Examples of Disruption Sucesses

Person A

A male was identified as linked to transporting a gang in the Wellingborough area. Intelligence development identified a vehicle he was currently using and it was believed that delivery and drop-offs were done in the early hours, where police presence was minimal. CIRV support was offered to this individual and he refused to engage. Two evenings after CIRV disruption officers were on proactive patrols monitoring the Automatic Number Plate Recognition ‘hotlist’, which is run in-house by the department containing registrations of interest and when they hit up. The vehicle activated a camera the other side of Northampton at approximately 4am.  An officer attends on blue lights to intercept the vehicle which is stopped on the outskirts of town. Three males were within the vehicle – the vehicle was searched and over £3000 cash was located. £3000 of drugs was concealed within his underwear. The vehicle was seized and all the occupants were arrested. Male driver visited in custody and admits he needs help and support in getting out of the lifestyle. Male worked with, wore a Buddi tracker tag, complied fully and is now standing on his own two feet after four months of work with CIRV and an exit plan in place (moved out of county, safeguarded, support in place).
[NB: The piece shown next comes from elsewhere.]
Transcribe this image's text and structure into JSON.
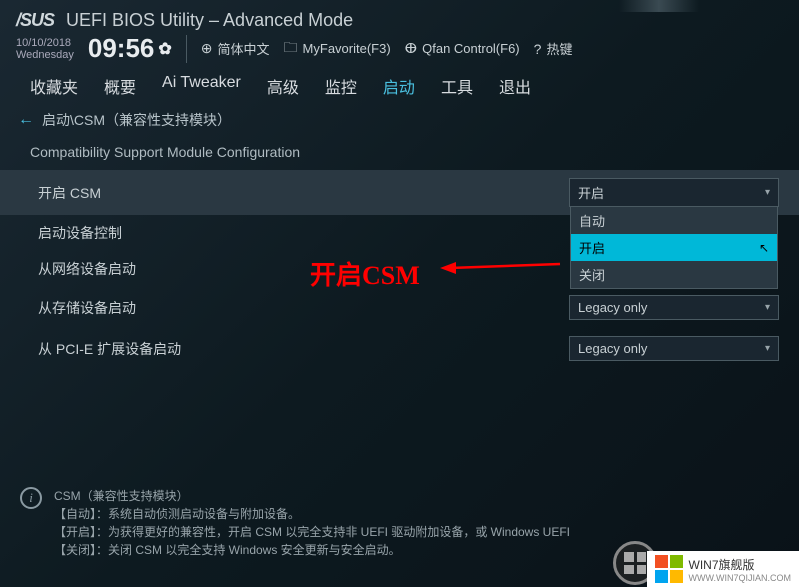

Person B

A known male with historic serious gang links was moved onto Northamptonshire’s area following fleeing gang related violence.  Disruption officers visited the family to offer support to assist them to exit the gang lifestyle. As part of the support conditions, a Buddi tracker was placed on the subject. Interpretation of the data identified several breaches of criminal injunctions that were in place, where the subject was still associating with gang nominals in a previous County. Joint working with other Forces identified CCTV corroborating movements and associations with other gang members. It was identified that this male was disguising his compliance and relying on us not pursuing him if he wore the Buddi. As a result the male received custodial sentences from joint working and reports through Buddi data analysis.

Awards

Award by the Night Time Industries Association for our work helping the community.

High Sheriff of Northamptonshire Award for recognition of great and valuable services to the community.

 

Team Members

The team is made up of 11 police officers, 1 Sergeant and 1 police staff equivalent manager and 2 administrative staff. We are based across two sites one in Northampton and one in Kettering. We also have working with us mentors, family support workers, careers advisors, PADS and an ex gang member amongst other various services and interventions. We work closely with Children’s services (inc Social Care, Early Help and Education & Inclusion), Schools and Colleges, YOS, Housing and health provides further opportunities for support. Partnership working is key to the project.

About CIRV Resources

  1. PDF Document

    Foodbanks and hot meals

    Created: 20/12/2019
    Filesize: 0.21MB

    Foodbanks and Hot meals

    Click here to download

  2. PDF Document

    In a Gang? We can help

    Created: 21/01/2019
    Filesize: 0.49MB

    This poster displays the phone number you can ring if you are in a gang and want help to get out. You can also use this number if you a parent concerned about your child being in a gang. We are here to help you 24 hours a day 7 days a week.

    Click here to download

  3. Word Document

    Signs of Gang Involvement

    Created: 26/02/2019
    Filesize: 0.02MB

    Signs of Gang Involvement Document - Please use this document if you are a professional or a parent to understand the signs of gang involvement and to help you with the referral you may go on to complete to CIRV.

    Click here to download